• _Exercise details_: Down to the final line, write out the data below exactly.

(Data listing begins)

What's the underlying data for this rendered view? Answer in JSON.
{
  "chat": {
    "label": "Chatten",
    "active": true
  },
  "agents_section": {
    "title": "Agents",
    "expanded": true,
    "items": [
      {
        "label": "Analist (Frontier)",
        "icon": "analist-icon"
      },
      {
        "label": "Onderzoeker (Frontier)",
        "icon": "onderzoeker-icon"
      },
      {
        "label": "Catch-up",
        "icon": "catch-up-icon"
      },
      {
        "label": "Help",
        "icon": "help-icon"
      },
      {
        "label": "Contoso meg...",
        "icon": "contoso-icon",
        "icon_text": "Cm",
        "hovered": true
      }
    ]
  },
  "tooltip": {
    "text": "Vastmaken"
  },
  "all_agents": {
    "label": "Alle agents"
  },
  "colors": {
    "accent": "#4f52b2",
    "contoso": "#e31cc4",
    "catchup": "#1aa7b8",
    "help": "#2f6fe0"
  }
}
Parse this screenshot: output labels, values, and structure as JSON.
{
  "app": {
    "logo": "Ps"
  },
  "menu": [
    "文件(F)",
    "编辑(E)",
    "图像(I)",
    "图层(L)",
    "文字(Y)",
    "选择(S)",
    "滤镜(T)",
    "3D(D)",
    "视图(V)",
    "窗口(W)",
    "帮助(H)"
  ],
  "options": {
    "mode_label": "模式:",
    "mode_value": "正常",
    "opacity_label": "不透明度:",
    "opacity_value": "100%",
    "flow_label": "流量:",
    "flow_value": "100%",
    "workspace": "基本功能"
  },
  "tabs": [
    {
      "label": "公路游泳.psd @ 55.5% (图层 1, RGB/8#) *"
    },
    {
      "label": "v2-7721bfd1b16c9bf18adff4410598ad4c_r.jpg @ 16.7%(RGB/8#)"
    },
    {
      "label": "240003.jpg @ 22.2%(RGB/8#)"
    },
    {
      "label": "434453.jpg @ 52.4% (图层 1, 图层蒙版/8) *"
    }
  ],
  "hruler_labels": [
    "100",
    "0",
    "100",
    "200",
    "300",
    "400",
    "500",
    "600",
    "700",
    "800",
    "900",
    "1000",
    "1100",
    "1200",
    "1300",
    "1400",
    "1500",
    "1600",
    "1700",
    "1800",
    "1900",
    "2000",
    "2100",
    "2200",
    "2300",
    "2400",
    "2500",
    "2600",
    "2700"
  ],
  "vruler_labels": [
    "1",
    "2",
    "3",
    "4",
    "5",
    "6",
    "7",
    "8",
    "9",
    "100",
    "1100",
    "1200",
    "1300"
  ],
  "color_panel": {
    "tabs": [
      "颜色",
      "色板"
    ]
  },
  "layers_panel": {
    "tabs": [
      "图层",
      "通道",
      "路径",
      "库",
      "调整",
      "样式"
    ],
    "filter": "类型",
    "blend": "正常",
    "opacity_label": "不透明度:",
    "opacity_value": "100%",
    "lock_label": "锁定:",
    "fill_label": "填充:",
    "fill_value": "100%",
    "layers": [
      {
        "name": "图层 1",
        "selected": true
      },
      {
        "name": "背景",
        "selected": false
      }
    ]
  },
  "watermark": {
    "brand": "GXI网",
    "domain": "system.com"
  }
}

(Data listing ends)

• _Your solution_:
What's the underlying data for this rendered view? Answer in JSON.
{
  "chat": {
    "label": "Chatten",
    "active": true
  },
  "agents_section": {
    "title": "Agents",
    "expanded": true,
    "items": [
      {
        "label": "Analist (Frontier)",
        "icon": "analist-icon"
      },
      {
        "label": "Onderzoeker (Frontier)",
        "icon": "onderzoeker-icon"
      },
      {
        "label": "Catch-up",
        "icon": "catch-up-icon"
      },
      {
        "label": "Help",
        "icon": "help-icon"
      },
      {
        "label": "Contoso meg...",
        "icon": "contoso-icon",
        "icon_text": "Cm",
        "hovered": true
      }
    ]
  },
  "tooltip": {
    "text": "Vastmaken"
  },
  "all_agents": {
    "label": "Alle agents"
  },
  "colors": {
    "accent": "#4f52b2",
    "contoso": "#e31cc4",
    "catchup": "#1aa7b8",
    "help": "#2f6fe0"
  }
}
Parse this screenshot: output labels, values, and structure as JSON.
{
  "app": {
    "logo": "Ps"
  },
  "menu": [
    "文件(F)",
    "编辑(E)",
    "图像(I)",
    "图层(L)",
    "文字(Y)",
    "选择(S)",
    "滤镜(T)",
    "3D(D)",
    "视图(V)",
    "窗口(W)",
    "帮助(H)"
  ],
  "options": {
    "mode_label": "模式:",
    "mode_value": "正常",
    "opacity_label": "不透明度:",
    "opacity_value": "100%",
    "flow_label": "流量:",
    "flow_value": "100%",
    "workspace": "基本功能"
  },
  "tabs": [
    {
      "label": "公路游泳.psd @ 55.5% (图层 1, RGB/8#) *"
    },
    {
      "label": "v2-7721bfd1b16c9bf18adff4410598ad4c_r.jpg @ 16.7%(RGB/8#)"
    },
    {
      "label": "240003.jpg @ 22.2%(RGB/8#)"
    },
    {
      "label": "434453.jpg @ 52.4% (图层 1, 图层蒙版/8) *"
    }
  ],
  "hruler_labels": [
    "100",
    "0",
    "100",
    "200",
    "300",
    "400",
    "500",
    "600",
    "700",
    "800",
    "900",
    "1000",
    "1100",
    "1200",
    "1300",
    "1400",
    "1500",
    "1600",
    "1700",
    "1800",
    "1900",
    "2000",
    "2100",
    "2200",
    "2300",
    "2400",
    "2500",
    "2600",
    "2700"
  ],
  "vruler_labels": [
    "1",
    "2",
    "3",
    "4",
    "5",
    "6",
    "7",
    "8",
    "9",
    "100",
    "1100",
    "1200",
    "1300"
  ],
  "color_panel": {
    "tabs": [
      "颜色",
      "色板"
    ]
  },
  "layers_panel": {
    "tabs": [
      "图层",
      "通道",
      "路径",
      "库",
      "调整",
      "样式"
    ],
    "filter": "类型",
    "blend": "正常",
    "opacity_label": "不透明度:",
    "opacity_value": "100%",
    "lock_label": "锁定:",
    "fill_label": "填充:",
    "fill_value": "100%",
    "layers": [
      {
        "name": "图层 1",
        "selected": true
      },
      {
        "name": "背景",
        "selected": false
      }
    ]
  },
  "watermark": {
    "brand": "GXI网",
    "domain": "system.com"
  }
}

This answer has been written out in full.